## WHAT IS BEING ASKED
Write out the following records exactly, each one in full.

[Data about app and page elements]

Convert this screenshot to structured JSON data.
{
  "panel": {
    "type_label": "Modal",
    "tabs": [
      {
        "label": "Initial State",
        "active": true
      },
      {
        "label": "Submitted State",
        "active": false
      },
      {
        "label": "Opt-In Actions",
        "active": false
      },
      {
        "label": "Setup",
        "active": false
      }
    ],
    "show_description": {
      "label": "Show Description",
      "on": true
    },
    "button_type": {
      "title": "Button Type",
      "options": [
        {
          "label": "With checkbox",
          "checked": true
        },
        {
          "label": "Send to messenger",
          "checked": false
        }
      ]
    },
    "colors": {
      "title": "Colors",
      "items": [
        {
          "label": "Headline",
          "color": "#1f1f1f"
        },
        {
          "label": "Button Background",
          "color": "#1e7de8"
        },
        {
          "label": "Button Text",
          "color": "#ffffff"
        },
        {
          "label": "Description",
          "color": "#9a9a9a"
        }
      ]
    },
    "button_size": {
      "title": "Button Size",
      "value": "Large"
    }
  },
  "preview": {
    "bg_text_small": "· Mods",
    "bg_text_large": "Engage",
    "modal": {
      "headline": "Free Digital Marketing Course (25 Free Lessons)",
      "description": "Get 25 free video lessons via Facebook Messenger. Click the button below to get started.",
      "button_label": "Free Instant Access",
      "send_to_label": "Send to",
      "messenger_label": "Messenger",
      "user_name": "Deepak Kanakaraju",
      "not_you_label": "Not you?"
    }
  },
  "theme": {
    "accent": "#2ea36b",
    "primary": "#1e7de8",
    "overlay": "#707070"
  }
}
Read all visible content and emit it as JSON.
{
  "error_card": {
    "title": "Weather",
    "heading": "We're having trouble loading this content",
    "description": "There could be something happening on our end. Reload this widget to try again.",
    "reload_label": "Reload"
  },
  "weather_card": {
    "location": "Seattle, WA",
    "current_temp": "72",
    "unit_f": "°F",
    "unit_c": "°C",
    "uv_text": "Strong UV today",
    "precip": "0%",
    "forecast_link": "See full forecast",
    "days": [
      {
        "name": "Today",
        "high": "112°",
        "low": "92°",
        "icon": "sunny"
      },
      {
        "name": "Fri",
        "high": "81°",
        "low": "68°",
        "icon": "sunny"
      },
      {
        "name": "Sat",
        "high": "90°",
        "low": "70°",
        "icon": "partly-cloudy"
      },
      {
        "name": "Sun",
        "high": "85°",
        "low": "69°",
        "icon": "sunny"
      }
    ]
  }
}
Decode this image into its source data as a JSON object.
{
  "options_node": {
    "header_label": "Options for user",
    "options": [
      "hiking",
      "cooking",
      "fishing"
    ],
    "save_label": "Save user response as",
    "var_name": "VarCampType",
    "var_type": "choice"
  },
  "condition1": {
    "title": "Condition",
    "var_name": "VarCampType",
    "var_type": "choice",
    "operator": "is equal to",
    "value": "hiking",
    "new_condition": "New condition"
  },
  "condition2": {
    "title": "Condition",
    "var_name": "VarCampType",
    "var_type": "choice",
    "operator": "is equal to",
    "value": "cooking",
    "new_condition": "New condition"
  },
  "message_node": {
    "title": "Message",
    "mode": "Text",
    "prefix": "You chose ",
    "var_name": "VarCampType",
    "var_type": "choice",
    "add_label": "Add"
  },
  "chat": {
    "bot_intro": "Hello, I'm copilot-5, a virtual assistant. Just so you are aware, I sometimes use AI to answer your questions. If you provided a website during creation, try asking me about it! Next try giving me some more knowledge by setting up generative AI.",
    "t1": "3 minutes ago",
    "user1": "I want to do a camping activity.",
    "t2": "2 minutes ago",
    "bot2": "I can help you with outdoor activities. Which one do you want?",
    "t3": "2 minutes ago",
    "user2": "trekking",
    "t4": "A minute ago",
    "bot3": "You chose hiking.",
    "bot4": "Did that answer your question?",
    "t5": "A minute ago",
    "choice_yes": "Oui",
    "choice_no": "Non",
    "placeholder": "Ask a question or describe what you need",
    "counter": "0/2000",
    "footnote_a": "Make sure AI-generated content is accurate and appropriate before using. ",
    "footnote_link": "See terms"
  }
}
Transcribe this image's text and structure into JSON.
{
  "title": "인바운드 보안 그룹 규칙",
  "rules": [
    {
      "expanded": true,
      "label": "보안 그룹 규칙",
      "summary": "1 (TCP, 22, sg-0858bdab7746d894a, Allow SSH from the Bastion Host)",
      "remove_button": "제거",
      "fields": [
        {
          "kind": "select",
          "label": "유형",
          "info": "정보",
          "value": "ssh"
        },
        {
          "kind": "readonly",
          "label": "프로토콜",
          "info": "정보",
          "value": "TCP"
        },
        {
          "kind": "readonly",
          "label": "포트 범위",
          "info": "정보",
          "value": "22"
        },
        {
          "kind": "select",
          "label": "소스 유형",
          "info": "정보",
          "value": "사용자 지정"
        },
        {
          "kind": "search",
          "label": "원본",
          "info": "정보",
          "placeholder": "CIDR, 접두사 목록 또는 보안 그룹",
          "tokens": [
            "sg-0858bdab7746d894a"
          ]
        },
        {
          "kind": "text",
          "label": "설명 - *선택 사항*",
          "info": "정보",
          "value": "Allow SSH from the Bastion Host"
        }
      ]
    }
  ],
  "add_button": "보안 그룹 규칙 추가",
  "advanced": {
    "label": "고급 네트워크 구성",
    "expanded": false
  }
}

## RESPONSE
Convert this screenshot to structured JSON data.
{
  "panel": {
    "type_label": "Modal",
    "tabs": [
      {
        "label": "Initial State",
        "active": true
      },
      {
        "label": "Submitted State",
        "active": false
      },
      {
        "label": "Opt-In Actions",
        "active": false
      },
      {
        "label": "Setup",
        "active": false
      }
    ],
    "show_description": {
      "label": "Show Description",
      "on": true
    },
    "button_type": {
      "title": "Button Type",
      "options": [
        {
          "label": "With checkbox",
          "checked": true
        },
        {
          "label": "Send to messenger",
          "checked": false
        }
      ]
    },
    "colors": {
      "title": "Colors",
      "items": [
        {
          "label": "Headline",
          "color": "#1f1f1f"
        },
        {
          "label": "Button Background",
          "color": "#1e7de8"
        },
        {
          "label": "Button Text",
          "color": "#ffffff"
        },
        {
          "label": "Description",
          "color": "#9a9a9a"
        }
      ]
    },
    "button_size": {
      "title": "Button Size",
      "value": "Large"
    }
  },
  "preview": {
    "bg_text_small": "· Mods",
    "bg_text_large": "Engage",
    "modal": {
      "headline": "Free Digital Marketing Course (25 Free Lessons)",
      "description": "Get 25 free video lessons via Facebook Messenger. Click the button below to get started.",
      "button_label": "Free Instant Access",
      "send_to_label": "Send to",
      "messenger_label": "Messenger",
      "user_name": "Deepak Kanakaraju",
      "not_you_label": "Not you?"
    }
  },
  "theme": {
    "accent": "#2ea36b",
    "primary": "#1e7de8",
    "overlay": "#707070"
  }
}
Read all visible content and emit it as JSON.
{
  "error_card": {
    "title": "Weather",
    "heading": "We're having trouble loading this content",
    "description": "There could be something happening on our end. Reload this widget to try again.",
    "reload_label": "Reload"
  },
  "weather_card": {
    "location": "Seattle, WA",
    "current_temp": "72",
    "unit_f": "°F",
    "unit_c": "°C",
    "uv_text": "Strong UV today",
    "precip": "0%",
    "forecast_link": "See full forecast",
    "days": [
      {
        "name": "Today",
        "high": "112°",
        "low": "92°",
        "icon": "sunny"
      },
      {
        "name": "Fri",
        "high": "81°",
        "low": "68°",
        "icon": "sunny"
      },
      {
        "name": "Sat",
        "high": "90°",
        "low": "70°",
        "icon": "partly-cloudy"
      },
      {
        "name": "Sun",
        "high": "85°",
        "low": "69°",
        "icon": "sunny"
      }
    ]
  }
}
Decode this image into its source data as a JSON object.
{
  "options_node": {
    "header_label": "Options for user",
    "options": [
      "hiking",
      "cooking",
      "fishing"
    ],
    "save_label": "Save user response as",
    "var_name": "VarCampType",
    "var_type": "choice"
  },
  "condition1": {
    "title": "Condition",
    "var_name": "VarCampType",
    "var_type": "choice",
    "operator": "is equal to",
    "value": "hiking",
    "new_condition": "New condition"
  },
  "condition2": {
    "title": "Condition",
    "var_name": "VarCampType",
    "var_type": "choice",
    "operator": "is equal to",
    "value": "cooking",
    "new_condition": "New condition"
  },
  "message_node": {
    "title": "Message",
    "mode": "Text",
    "prefix": "You chose ",
    "var_name": "VarCampType",
    "var_type": "choice",
    "add_label": "Add"
  },
  "chat": {
    "bot_intro": "Hello, I'm copilot-5, a virtual assistant. Just so you are aware, I sometimes use AI to answer your questions. If you provided a website during creation, try asking me about it! Next try giving me some more knowledge by setting up generative AI.",
    "t1": "3 minutes ago",
    "user1": "I want to do a camping activity.",
    "t2": "2 minutes ago",
    "bot2": "I can help you with outdoor activities. Which one do you want?",
    "t3": "2 minutes ago",
    "user2": "trekking",
    "t4": "A minute ago",
    "bot3": "You chose hiking.",
    "bot4": "Did that answer your question?",
    "t5": "A minute ago",
    "choice_yes": "Oui",
    "choice_no": "Non",
    "placeholder": "Ask a question or describe what you need",
    "counter": "0/2000",
    "footnote_a": "Make sure AI-generated content is accurate and appropriate before using. ",
    "footnote_link": "See terms"
  }
}
Transcribe this image's text and structure into JSON.
{
  "title": "인바운드 보안 그룹 규칙",
  "rules": [
    {
      "expanded": true,
      "label": "보안 그룹 규칙",
      "summary": "1 (TCP, 22, sg-0858bdab7746d894a, Allow SSH from the Bastion Host)",
      "remove_button": "제거",
      "fields": [
        {
          "kind": "select",
          "label": "유형",
          "info": "정보",
          "value": "ssh"
        },
        {
          "kind": "readonly",
          "label": "프로토콜",
          "info": "정보",
          "value": "TCP"
        },
        {
          "kind": "readonly",
          "label": "포트 범위",
          "info": "정보",
          "value": "22"
        },
        {
          "kind": "select",
          "label": "소스 유형",
          "info": "정보",
          "value": "사용자 지정"
        },
        {
          "kind": "search",
          "label": "원본",
          "info": "정보",
          "placeholder": "CIDR, 접두사 목록 또는 보안 그룹",
          "tokens": [
            "sg-0858bdab7746d894a"
          ]
        },
        {
          "kind": "text",
          "label": "설명 - *선택 사항*",
          "info": "정보",
          "value": "Allow SSH from the Bastion Host"
        }
      ]
    }
  ],
  "add_button": "보안 그룹 규칙 추가",
  "advanced": {
    "label": "고급 네트워크 구성",
    "expanded": false
  }
}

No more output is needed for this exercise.